Story: While British had India as one of its entities and win Olympics in its own name (as British India) rather than as a country India, after Independence, there was nobody to drive our countryâ€™s sportsmen in taking our country to its glory under the title of Independent India unless Tapan Das (Akshay Kumar) toiled his sweat and blood to take our countryâ€™s pride and glory one level up and a golden feather in its hat with winning its Gold in the Olympics Hockey Championship.
Following this premise, Gold comes as a movie based on historic events pre and post-Independence, where after incessant efforts with numerous failures, there comes a moment of ultimate achievement that goes down in the golden words of History.
Review: Post watching the trailer, it isnâ€™t a herculean task to more or less figure out the plot. So, once you are aware of what the film would roll out to be, it leaves a lesser scope for the element of surprise or the fact that there might be something you didnâ€™t expect. So, for one half of the film, you might witness it drag through to get to its second half.
It seems sluggish pre interval when there pretty much exist lesser reasons to quote it as an interesting watch only until it reaches the second half where the excitement levels shoot and the unexpected elements of the film finally begin to roll.
Amidst the film there are unexpected sequences that take you down the history lane when the intolerance and angst of our people had effused in the form of riots. Â
The film takes you to a different era altogether in the year 1948, a year post Independence and well, I wouldnâ€™t keep away from eulogising every iota of an effort that has been put into recreating that time. From the sequences of the riots to recreating 1948 Olympics, it takes a great expertise and this causes for me to cheer all those behind the scenes.
So, a great screenplay there!

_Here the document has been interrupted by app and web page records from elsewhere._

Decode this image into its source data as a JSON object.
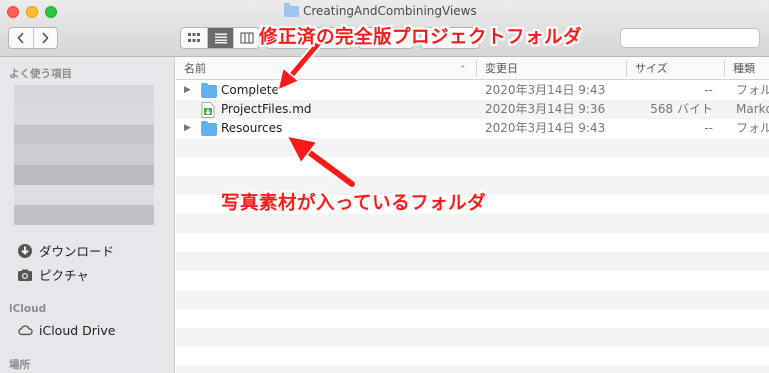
{
  "window": {
    "title": "CreatingAndCombiningViews"
  },
  "toolbar": {
    "back_icon": "chevron-left",
    "forward_icon": "chevron-right"
  },
  "sidebar": {
    "favorites_header": "よく使う項目",
    "favorites": [
      {
        "label": "ダウンロード",
        "icon": "download-icon"
      },
      {
        "label": "ピクチャ",
        "icon": "camera-icon"
      }
    ],
    "icloud_header": "iCloud",
    "icloud_items": [
      {
        "label": "iCloud Drive",
        "icon": "cloud-icon"
      }
    ],
    "places_header": "場所"
  },
  "columns": {
    "name": "名前",
    "date": "変更日",
    "size": "サイズ",
    "kind": "種類"
  },
  "files": [
    {
      "name": "Complete",
      "date": "2020年3月14日 9:43",
      "size": "--",
      "kind": "フォルダ",
      "type": "folder"
    },
    {
      "name": "ProjectFiles.md",
      "date": "2020年3月14日 9:36",
      "size": "568 バイト",
      "kind": "Markdo",
      "type": "markdown"
    },
    {
      "name": "Resources",
      "date": "2020年3月14日 9:43",
      "size": "--",
      "kind": "フォルダ",
      "type": "folder"
    }
  ],
  "annotations": {
    "top": "修正済の完全版プロジェクトフォルダ",
    "middle": "写真素材が入っているフォルダ",
    "color": "#ff1a1a"
  }
}
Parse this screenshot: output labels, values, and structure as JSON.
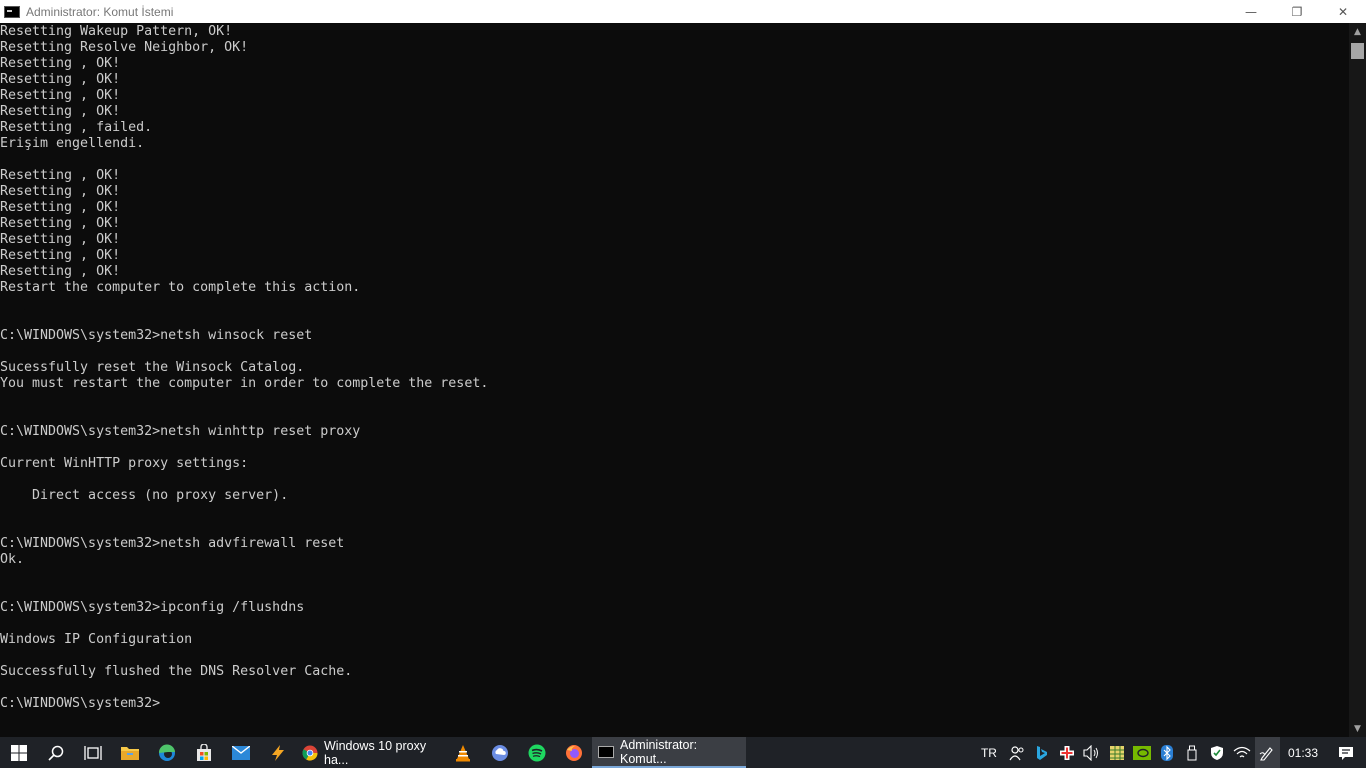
{
  "window": {
    "title": "Administrator: Komut İstemi",
    "minimize": "—",
    "restore": "❐",
    "close": "✕"
  },
  "console": {
    "lines": [
      "Resetting Wakeup Pattern, OK!",
      "Resetting Resolve Neighbor, OK!",
      "Resetting , OK!",
      "Resetting , OK!",
      "Resetting , OK!",
      "Resetting , OK!",
      "Resetting , failed.",
      "Erişim engellendi.",
      "",
      "Resetting , OK!",
      "Resetting , OK!",
      "Resetting , OK!",
      "Resetting , OK!",
      "Resetting , OK!",
      "Resetting , OK!",
      "Resetting , OK!",
      "Restart the computer to complete this action.",
      "",
      "",
      "C:\\WINDOWS\\system32>netsh winsock reset",
      "",
      "Sucessfully reset the Winsock Catalog.",
      "You must restart the computer in order to complete the reset.",
      "",
      "",
      "C:\\WINDOWS\\system32>netsh winhttp reset proxy",
      "",
      "Current WinHTTP proxy settings:",
      "",
      "    Direct access (no proxy server).",
      "",
      "",
      "C:\\WINDOWS\\system32>netsh advfirewall reset",
      "Ok.",
      "",
      "",
      "C:\\WINDOWS\\system32>ipconfig /flushdns",
      "",
      "Windows IP Configuration",
      "",
      "Successfully flushed the DNS Resolver Cache.",
      "",
      "C:\\WINDOWS\\system32>"
    ]
  },
  "taskbar": {
    "tasks": [
      {
        "label": "Windows 10 proxy ha...",
        "icon": "chrome-icon"
      },
      {
        "label": "Administrator: Komut...",
        "icon": "cmd-icon"
      }
    ],
    "language": "TR",
    "time": "01:33"
  },
  "colors": {
    "console_bg": "#0c0c0c",
    "console_fg": "#cccccc",
    "taskbar_bg": "#1f2227"
  }
}
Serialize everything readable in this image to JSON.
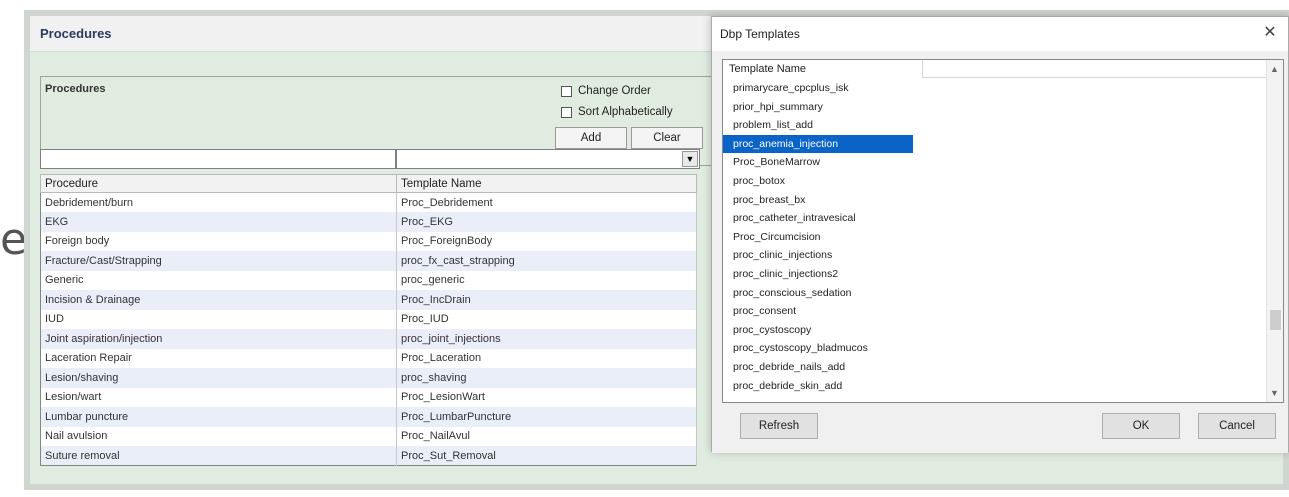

With as seasoned actors as Akshay Kumar, appreciation falls short of words. His portrayal, diction and emulation of a Bengali strikes the touch of authenticity more than just acting which can only be pulled off with artists as great as him. This flick brings Mouni Royâ€™s foray into the Hindi Films. While hers was a small role to play, yet whatever portions she came forward with were plausible.
As an entirety, the flick is slow and dull initially, yet it resurrects in the second half while regaining the involvement and engrossment.
Considering all the aspects, departments and an overall, I would give this movie 3 out of 5 stars.